Data about app and page elements:
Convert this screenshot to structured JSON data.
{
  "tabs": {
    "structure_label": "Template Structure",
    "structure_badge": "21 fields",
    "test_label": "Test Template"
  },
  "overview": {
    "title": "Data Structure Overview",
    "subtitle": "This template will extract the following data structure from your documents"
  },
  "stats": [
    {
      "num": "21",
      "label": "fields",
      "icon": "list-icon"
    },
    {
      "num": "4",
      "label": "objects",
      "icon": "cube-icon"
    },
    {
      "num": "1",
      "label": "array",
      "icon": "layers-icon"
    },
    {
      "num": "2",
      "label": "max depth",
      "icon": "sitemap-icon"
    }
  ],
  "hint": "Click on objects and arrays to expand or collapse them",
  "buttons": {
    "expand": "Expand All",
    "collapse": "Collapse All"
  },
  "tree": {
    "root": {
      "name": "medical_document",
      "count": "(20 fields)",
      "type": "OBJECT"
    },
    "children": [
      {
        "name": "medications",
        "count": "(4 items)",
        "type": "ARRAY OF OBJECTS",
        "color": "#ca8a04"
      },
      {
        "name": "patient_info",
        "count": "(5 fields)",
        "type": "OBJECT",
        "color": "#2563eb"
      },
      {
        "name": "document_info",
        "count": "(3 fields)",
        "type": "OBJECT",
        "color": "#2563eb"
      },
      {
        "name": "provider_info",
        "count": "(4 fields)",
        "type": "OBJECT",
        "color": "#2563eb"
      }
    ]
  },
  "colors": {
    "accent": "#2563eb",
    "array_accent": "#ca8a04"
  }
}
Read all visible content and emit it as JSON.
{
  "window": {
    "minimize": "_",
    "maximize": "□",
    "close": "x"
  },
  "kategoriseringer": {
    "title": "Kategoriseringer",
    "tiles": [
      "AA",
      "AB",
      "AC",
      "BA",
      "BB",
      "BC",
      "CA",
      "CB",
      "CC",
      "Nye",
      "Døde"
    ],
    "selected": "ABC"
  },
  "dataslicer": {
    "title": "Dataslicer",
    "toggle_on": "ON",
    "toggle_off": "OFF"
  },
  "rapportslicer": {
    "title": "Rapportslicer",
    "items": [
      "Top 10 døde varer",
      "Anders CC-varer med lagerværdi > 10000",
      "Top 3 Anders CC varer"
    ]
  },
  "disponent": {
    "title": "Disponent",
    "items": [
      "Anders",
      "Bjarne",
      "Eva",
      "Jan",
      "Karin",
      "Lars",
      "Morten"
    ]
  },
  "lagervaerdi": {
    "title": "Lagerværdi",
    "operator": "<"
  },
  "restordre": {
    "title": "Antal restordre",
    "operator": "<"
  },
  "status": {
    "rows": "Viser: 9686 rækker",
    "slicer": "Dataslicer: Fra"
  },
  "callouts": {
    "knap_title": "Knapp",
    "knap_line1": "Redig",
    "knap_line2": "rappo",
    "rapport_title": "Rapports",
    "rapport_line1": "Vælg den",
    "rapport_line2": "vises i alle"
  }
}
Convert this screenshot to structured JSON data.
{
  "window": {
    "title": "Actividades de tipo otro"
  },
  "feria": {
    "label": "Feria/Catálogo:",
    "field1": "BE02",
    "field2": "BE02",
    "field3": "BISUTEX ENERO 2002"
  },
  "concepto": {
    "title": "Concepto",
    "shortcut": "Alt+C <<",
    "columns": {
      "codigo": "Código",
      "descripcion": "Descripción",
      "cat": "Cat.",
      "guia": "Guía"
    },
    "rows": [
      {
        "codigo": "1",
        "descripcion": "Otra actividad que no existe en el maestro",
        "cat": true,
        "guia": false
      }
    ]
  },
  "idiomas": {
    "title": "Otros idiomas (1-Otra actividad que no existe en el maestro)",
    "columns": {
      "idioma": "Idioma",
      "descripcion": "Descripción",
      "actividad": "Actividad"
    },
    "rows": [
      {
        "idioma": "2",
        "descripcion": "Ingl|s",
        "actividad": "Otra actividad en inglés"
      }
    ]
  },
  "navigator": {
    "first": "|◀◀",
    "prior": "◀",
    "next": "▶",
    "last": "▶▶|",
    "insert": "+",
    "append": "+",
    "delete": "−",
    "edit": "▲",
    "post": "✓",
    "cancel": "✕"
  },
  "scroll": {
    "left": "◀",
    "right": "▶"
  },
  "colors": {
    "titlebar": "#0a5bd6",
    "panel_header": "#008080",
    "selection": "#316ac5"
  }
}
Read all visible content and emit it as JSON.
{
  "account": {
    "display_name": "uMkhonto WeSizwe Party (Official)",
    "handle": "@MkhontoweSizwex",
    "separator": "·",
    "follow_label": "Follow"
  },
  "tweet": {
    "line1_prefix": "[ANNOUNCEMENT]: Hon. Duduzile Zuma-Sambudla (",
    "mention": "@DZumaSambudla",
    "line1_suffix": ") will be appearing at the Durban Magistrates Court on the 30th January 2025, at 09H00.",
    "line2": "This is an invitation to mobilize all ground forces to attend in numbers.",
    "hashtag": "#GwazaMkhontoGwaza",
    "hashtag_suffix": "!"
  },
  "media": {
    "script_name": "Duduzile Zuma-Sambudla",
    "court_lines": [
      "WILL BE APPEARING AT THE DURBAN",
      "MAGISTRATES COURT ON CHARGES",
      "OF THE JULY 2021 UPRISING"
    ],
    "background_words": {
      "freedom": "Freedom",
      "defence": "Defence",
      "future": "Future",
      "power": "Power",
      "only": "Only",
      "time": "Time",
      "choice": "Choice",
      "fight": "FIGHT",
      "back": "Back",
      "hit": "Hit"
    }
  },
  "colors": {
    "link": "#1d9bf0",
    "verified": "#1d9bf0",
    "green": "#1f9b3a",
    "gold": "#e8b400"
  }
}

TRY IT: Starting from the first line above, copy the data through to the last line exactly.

EXERCISE OUTPUT:
Convert this screenshot to structured JSON data.
{
  "tabs": {
    "structure_label": "Template Structure",
    "structure_badge": "21 fields",
    "test_label": "Test Template"
  },
  "overview": {
    "title": "Data Structure Overview",
    "subtitle": "This template will extract the following data structure from your documents"
  },
  "stats": [
    {
      "num": "21",
      "label": "fields",
      "icon": "list-icon"
    },
    {
      "num": "4",
      "label": "objects",
      "icon": "cube-icon"
    },
    {
      "num": "1",
      "label": "array",
      "icon": "layers-icon"
    },
    {
      "num": "2",
      "label": "max depth",
      "icon": "sitemap-icon"
    }
  ],
  "hint": "Click on objects and arrays to expand or collapse them",
  "buttons": {
    "expand": "Expand All",
    "collapse": "Collapse All"
  },
  "tree": {
    "root": {
      "name": "medical_document",
      "count": "(20 fields)",
      "type": "OBJECT"
    },
    "children": [
      {
        "name": "medications",
        "count": "(4 items)",
        "type": "ARRAY OF OBJECTS",
        "color": "#ca8a04"
      },
      {
        "name": "patient_info",
        "count": "(5 fields)",
        "type": "OBJECT",
        "color": "#2563eb"
      },
      {
        "name": "document_info",
        "count": "(3 fields)",
        "type": "OBJECT",
        "color": "#2563eb"
      },
      {
        "name": "provider_info",
        "count": "(4 fields)",
        "type": "OBJECT",
        "color": "#2563eb"
      }
    ]
  },
  "colors": {
    "accent": "#2563eb",
    "array_accent": "#ca8a04"
  }
}
Read all visible content and emit it as JSON.
{
  "window": {
    "minimize": "_",
    "maximize": "□",
    "close": "x"
  },
  "kategoriseringer": {
    "title": "Kategoriseringer",
    "tiles": [
      "AA",
      "AB",
      "AC",
      "BA",
      "BB",
      "BC",
      "CA",
      "CB",
      "CC",
      "Nye",
      "Døde"
    ],
    "selected": "ABC"
  },
  "dataslicer": {
    "title": "Dataslicer",
    "toggle_on": "ON",
    "toggle_off": "OFF"
  },
  "rapportslicer": {
    "title": "Rapportslicer",
    "items": [
      "Top 10 døde varer",
      "Anders CC-varer med lagerværdi > 10000",
      "Top 3 Anders CC varer"
    ]
  },
  "disponent": {
    "title": "Disponent",
    "items": [
      "Anders",
      "Bjarne",
      "Eva",
      "Jan",
      "Karin",
      "Lars",
      "Morten"
    ]
  },
  "lagervaerdi": {
    "title": "Lagerværdi",
    "operator": "<"
  },
  "restordre": {
    "title": "Antal restordre",
    "operator": "<"
  },
  "status": {
    "rows": "Viser: 9686 rækker",
    "slicer": "Dataslicer: Fra"
  },
  "callouts": {
    "knap_title": "Knapp",
    "knap_line1": "Redig",
    "knap_line2": "rappo",
    "rapport_title": "Rapports",
    "rapport_line1": "Vælg den",
    "rapport_line2": "vises i alle"
  }
}
Convert this screenshot to structured JSON data.
{
  "window": {
    "title": "Actividades de tipo otro"
  },
  "feria": {
    "label": "Feria/Catálogo:",
    "field1": "BE02",
    "field2": "BE02",
    "field3": "BISUTEX ENERO 2002"
  },
  "concepto": {
    "title": "Concepto",
    "shortcut": "Alt+C <<",
    "columns": {
      "codigo": "Código",
      "descripcion": "Descripción",
      "cat": "Cat.",
      "guia": "Guía"
    },
    "rows": [
      {
        "codigo": "1",
        "descripcion": "Otra actividad que no existe en el maestro",
        "cat": true,
        "guia": false
      }
    ]
  },
  "idiomas": {
    "title": "Otros idiomas (1-Otra actividad que no existe en el maestro)",
    "columns": {
      "idioma": "Idioma",
      "descripcion": "Descripción",
      "actividad": "Actividad"
    },
    "rows": [
      {
        "idioma": "2",
        "descripcion": "Ingl|s",
        "actividad": "Otra actividad en inglés"
      }
    ]
  },
  "navigator": {
    "first": "|◀◀",
    "prior": "◀",
    "next": "▶",
    "last": "▶▶|",
    "insert": "+",
    "append": "+",
    "delete": "−",
    "edit": "▲",
    "post": "✓",
    "cancel": "✕"
  },
  "scroll": {
    "left": "◀",
    "right": "▶"
  },
  "colors": {
    "titlebar": "#0a5bd6",
    "panel_header": "#008080",
    "selection": "#316ac5"
  }
}
Read all visible content and emit it as JSON.
{
  "account": {
    "display_name": "uMkhonto WeSizwe Party (Official)",
    "handle": "@MkhontoweSizwex",
    "separator": "·",
    "follow_label": "Follow"
  },
  "tweet": {
    "line1_prefix": "[ANNOUNCEMENT]: Hon. Duduzile Zuma-Sambudla (",
    "mention": "@DZumaSambudla",
    "line1_suffix": ") will be appearing at the Durban Magistrates Court on the 30th January 2025, at 09H00.",
    "line2": "This is an invitation to mobilize all ground forces to attend in numbers.",
    "hashtag": "#GwazaMkhontoGwaza",
    "hashtag_suffix": "!"
  },
  "media": {
    "script_name": "Duduzile Zuma-Sambudla",
    "court_lines": [
      "WILL BE APPEARING AT THE DURBAN",
      "MAGISTRATES COURT ON CHARGES",
      "OF THE JULY 2021 UPRISING"
    ],
    "background_words": {
      "freedom": "Freedom",
      "defence": "Defence",
      "future": "Future",
      "power": "Power",
      "only": "Only",
      "time": "Time",
      "choice": "Choice",
      "fight": "FIGHT",
      "back": "Back",
      "hit": "Hit"
    }
  },
  "colors": {
    "link": "#1d9bf0",
    "verified": "#1d9bf0",
    "green": "#1f9b3a",
    "gold": "#e8b400"
  }
}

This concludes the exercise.